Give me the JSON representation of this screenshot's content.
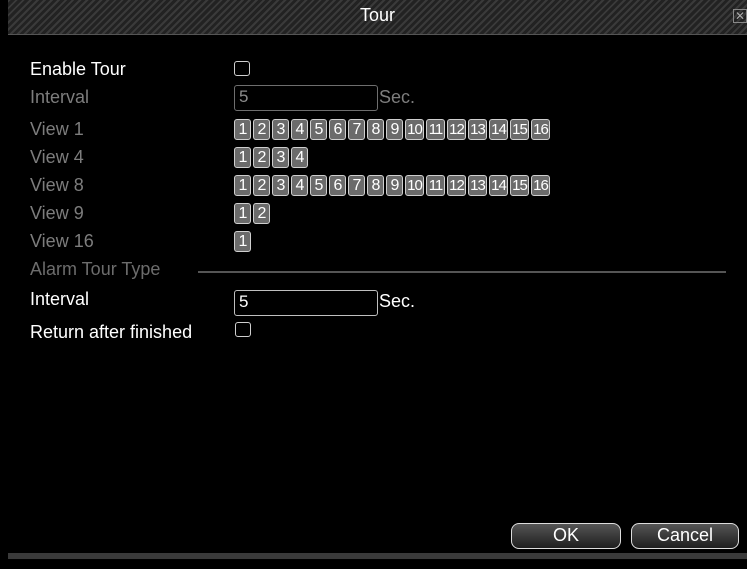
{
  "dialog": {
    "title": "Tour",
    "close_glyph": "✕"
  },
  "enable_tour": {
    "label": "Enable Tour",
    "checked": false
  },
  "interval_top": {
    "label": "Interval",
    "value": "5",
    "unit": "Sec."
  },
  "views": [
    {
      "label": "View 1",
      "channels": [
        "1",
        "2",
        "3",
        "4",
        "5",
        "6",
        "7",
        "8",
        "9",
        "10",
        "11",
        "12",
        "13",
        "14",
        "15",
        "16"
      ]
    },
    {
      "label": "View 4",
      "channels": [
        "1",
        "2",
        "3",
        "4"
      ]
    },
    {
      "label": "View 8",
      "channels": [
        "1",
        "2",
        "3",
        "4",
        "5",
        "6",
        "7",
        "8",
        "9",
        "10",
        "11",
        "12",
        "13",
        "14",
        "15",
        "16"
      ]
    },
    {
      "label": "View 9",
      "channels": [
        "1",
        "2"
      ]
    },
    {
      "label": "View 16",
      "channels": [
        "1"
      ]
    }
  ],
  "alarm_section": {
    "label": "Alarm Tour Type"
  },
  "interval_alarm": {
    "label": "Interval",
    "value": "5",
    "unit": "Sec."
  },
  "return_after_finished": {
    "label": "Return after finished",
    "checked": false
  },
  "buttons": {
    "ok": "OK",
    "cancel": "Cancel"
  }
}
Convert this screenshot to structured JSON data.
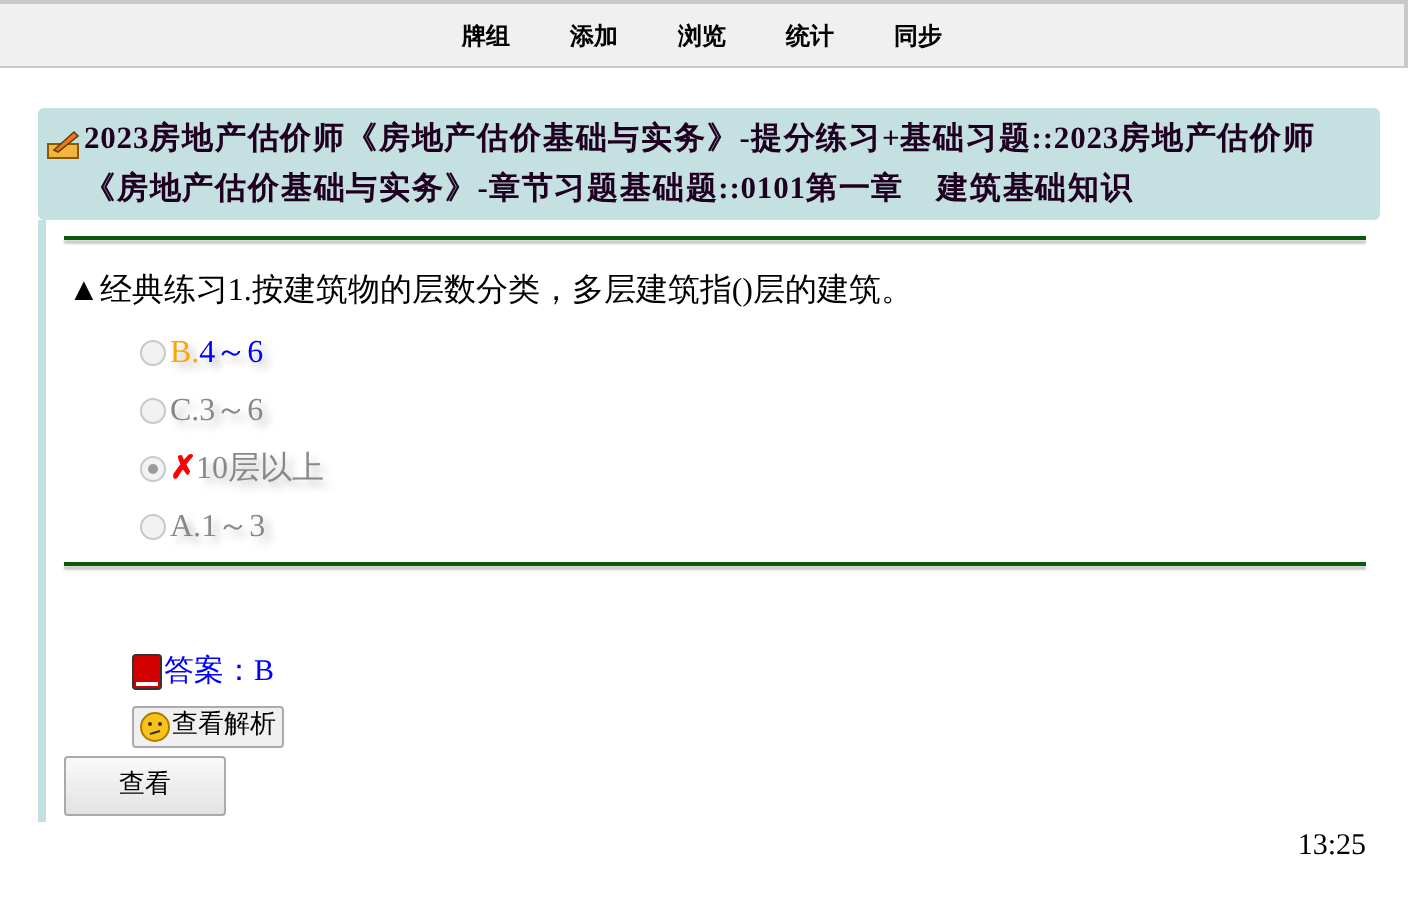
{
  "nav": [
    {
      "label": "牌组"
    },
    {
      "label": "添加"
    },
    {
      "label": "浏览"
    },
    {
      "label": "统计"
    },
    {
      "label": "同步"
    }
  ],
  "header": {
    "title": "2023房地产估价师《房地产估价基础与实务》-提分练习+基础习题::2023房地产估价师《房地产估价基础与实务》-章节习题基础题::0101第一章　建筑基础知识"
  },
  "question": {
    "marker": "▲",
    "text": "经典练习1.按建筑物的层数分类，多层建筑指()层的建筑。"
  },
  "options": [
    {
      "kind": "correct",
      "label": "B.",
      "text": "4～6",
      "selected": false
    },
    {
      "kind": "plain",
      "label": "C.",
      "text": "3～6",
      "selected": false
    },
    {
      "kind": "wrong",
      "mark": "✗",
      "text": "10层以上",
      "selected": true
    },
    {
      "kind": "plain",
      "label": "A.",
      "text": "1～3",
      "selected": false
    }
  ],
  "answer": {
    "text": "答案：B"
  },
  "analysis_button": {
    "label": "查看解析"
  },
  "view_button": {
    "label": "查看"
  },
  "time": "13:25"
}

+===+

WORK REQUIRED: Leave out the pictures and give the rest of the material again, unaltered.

OUTPUT OF THE EXERCISE:
Give me the JSON representation of this screenshot's content.
{
  "dialog": {
    "title": "Tour",
    "close_glyph": "✕"
  },
  "enable_tour": {
    "label": "Enable Tour",
    "checked": false
  },
  "interval_top": {
    "label": "Interval",
    "value": "5",
    "unit": "Sec."
  },
  "views": [
    {
      "label": "View 1",
      "channels": [
        "1",
        "2",
        "3",
        "4",
        "5",
        "6",
        "7",
        "8",
        "9",
        "10",
        "11",
        "12",
        "13",
        "14",
        "15",
        "16"
      ]
    },
    {
      "label": "View 4",
      "channels": [
        "1",
        "2",
        "3",
        "4"
      ]
    },
    {
      "label": "View 8",
      "channels": [
        "1",
        "2",
        "3",
        "4",
        "5",
        "6",
        "7",
        "8",
        "9",
        "10",
        "11",
        "12",
        "13",
        "14",
        "15",
        "16"
      ]
    },
    {
      "label": "View 9",
      "channels": [
        "1",
        "2"
      ]
    },
    {
      "label": "View 16",
      "channels": [
        "1"
      ]
    }
  ],
  "alarm_section": {
    "label": "Alarm Tour Type"
  },
  "interval_alarm": {
    "label": "Interval",
    "value": "5",
    "unit": "Sec."
  },
  "return_after_finished": {
    "label": "Return after finished",
    "checked": false
  },
  "buttons": {
    "ok": "OK",
    "cancel": "Cancel"
  }
}
Convert this screenshot to structured JSON data.
{
  "nav": [
    {
      "label": "牌组"
    },
    {
      "label": "添加"
    },
    {
      "label": "浏览"
    },
    {
      "label": "统计"
    },
    {
      "label": "同步"
    }
  ],
  "header": {
    "title": "2023房地产估价师《房地产估价基础与实务》-提分练习+基础习题::2023房地产估价师《房地产估价基础与实务》-章节习题基础题::0101第一章　建筑基础知识"
  },
  "question": {
    "marker": "▲",
    "text": "经典练习1.按建筑物的层数分类，多层建筑指()层的建筑。"
  },
  "options": [
    {
      "kind": "correct",
      "label": "B.",
      "text": "4～6",
      "selected": false
    },
    {
      "kind": "plain",
      "label": "C.",
      "text": "3～6",
      "selected": false
    },
    {
      "kind": "wrong",
      "mark": "✗",
      "text": "10层以上",
      "selected": true
    },
    {
      "kind": "plain",
      "label": "A.",
      "text": "1～3",
      "selected": false
    }
  ],
  "answer": {
    "text": "答案：B"
  },
  "analysis_button": {
    "label": "查看解析"
  },
  "view_button": {
    "label": "查看"
  },
  "time": "13:25"
}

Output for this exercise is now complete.